--- EXERCISE DIRECTIONS ---
Show all lines of the entries in which the word "JSON" is found.

Interface dataset entries:
—————

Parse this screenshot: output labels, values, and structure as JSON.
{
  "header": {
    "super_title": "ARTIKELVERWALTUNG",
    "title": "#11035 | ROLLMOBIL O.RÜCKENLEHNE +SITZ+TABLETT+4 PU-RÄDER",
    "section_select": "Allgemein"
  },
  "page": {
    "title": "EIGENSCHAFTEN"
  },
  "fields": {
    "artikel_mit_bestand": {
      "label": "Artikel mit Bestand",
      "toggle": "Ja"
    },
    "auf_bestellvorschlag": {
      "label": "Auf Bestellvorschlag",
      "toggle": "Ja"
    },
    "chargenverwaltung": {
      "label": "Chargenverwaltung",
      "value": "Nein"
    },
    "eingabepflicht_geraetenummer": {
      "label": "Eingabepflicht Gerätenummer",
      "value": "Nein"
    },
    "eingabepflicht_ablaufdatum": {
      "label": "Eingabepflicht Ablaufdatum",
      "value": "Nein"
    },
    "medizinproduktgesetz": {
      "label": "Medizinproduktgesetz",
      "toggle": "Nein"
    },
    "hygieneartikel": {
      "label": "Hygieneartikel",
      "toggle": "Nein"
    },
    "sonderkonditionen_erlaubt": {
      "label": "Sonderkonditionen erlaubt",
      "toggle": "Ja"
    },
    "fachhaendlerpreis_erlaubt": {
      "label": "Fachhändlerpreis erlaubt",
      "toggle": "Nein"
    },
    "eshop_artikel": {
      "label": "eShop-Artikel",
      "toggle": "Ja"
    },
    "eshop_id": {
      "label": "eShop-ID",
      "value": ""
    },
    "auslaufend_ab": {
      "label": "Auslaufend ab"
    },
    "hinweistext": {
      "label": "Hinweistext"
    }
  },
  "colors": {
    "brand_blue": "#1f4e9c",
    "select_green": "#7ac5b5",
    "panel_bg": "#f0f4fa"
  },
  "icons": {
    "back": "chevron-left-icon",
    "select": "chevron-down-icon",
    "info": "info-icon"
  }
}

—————

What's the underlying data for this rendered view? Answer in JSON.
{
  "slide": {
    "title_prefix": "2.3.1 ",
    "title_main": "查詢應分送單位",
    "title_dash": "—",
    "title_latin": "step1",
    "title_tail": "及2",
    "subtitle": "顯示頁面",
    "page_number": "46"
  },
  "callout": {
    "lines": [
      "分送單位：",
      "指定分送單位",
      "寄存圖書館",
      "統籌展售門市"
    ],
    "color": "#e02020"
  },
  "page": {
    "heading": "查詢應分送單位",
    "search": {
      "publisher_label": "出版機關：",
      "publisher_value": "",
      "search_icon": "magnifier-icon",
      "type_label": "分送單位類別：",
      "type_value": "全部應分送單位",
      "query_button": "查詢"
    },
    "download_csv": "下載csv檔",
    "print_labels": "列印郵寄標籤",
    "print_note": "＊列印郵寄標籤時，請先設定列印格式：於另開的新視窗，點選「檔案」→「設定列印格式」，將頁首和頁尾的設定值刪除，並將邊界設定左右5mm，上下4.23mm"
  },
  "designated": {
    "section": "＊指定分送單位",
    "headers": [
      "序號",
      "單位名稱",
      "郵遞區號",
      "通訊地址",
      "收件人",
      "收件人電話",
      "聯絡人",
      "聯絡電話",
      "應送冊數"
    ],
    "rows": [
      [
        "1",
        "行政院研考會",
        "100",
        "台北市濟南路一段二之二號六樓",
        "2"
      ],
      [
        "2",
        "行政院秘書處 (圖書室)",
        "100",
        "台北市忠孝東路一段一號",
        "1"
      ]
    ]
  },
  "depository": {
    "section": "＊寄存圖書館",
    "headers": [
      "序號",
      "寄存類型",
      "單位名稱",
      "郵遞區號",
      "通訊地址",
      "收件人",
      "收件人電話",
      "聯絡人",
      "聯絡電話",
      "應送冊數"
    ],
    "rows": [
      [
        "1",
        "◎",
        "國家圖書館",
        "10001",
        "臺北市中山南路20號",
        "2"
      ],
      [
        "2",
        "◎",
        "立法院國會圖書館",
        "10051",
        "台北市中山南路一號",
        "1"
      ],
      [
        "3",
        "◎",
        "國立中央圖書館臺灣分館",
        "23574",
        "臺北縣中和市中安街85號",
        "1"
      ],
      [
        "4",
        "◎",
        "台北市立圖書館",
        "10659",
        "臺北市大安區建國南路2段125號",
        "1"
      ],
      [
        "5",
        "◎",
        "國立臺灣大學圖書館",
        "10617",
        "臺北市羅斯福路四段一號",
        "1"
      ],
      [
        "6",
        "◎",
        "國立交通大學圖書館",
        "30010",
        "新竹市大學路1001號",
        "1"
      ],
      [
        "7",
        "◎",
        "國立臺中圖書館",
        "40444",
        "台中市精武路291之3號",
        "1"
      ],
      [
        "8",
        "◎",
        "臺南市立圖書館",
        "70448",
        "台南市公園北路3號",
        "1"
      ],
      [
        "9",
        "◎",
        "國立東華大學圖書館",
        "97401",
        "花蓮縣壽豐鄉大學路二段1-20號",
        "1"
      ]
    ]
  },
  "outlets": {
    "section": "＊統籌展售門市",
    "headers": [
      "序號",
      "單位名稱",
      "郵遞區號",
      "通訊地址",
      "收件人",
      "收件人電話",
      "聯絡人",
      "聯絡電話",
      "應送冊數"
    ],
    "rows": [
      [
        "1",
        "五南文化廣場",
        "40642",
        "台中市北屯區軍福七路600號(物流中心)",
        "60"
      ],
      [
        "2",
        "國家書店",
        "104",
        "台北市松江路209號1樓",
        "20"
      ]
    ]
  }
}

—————

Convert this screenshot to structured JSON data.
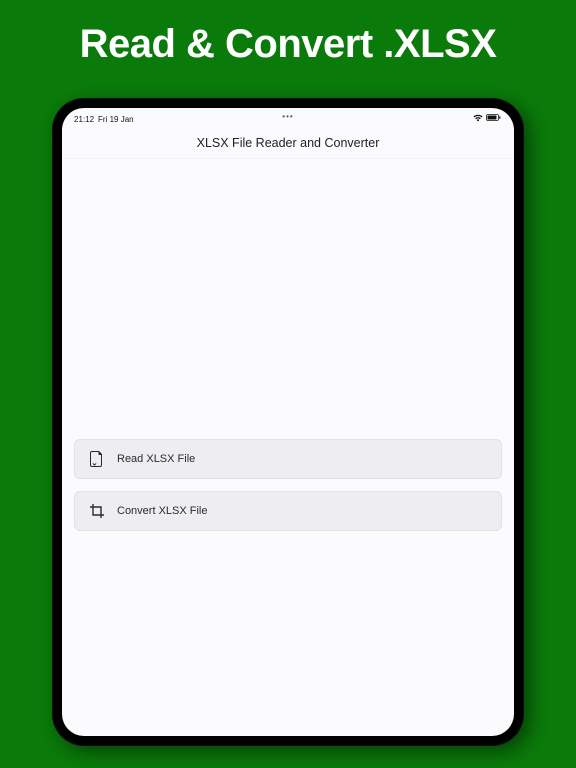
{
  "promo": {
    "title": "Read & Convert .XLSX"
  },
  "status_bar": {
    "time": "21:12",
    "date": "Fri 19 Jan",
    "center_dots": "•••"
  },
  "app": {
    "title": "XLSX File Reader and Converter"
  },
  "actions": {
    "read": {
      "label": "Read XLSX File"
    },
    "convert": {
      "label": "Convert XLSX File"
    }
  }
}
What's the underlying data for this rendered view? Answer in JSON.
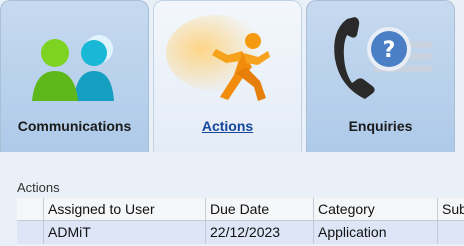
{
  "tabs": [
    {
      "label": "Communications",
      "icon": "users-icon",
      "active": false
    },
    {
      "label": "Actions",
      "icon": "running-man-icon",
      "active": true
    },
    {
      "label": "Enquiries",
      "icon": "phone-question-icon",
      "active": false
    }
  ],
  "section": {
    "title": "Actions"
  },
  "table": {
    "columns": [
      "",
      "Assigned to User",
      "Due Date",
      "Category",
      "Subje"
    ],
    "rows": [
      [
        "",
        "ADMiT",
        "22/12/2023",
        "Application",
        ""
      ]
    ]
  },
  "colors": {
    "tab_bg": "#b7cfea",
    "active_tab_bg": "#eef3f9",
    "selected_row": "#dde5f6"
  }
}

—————

--- FINISHED EXERCISE ---
Parse this screenshot: output labels, values, and structure as JSON.
What's the underlying data for this rendered view? Answer in JSON.
Convert this screenshot to structured JSON data.
What's the underlying data for this rendered view? Answer in JSON.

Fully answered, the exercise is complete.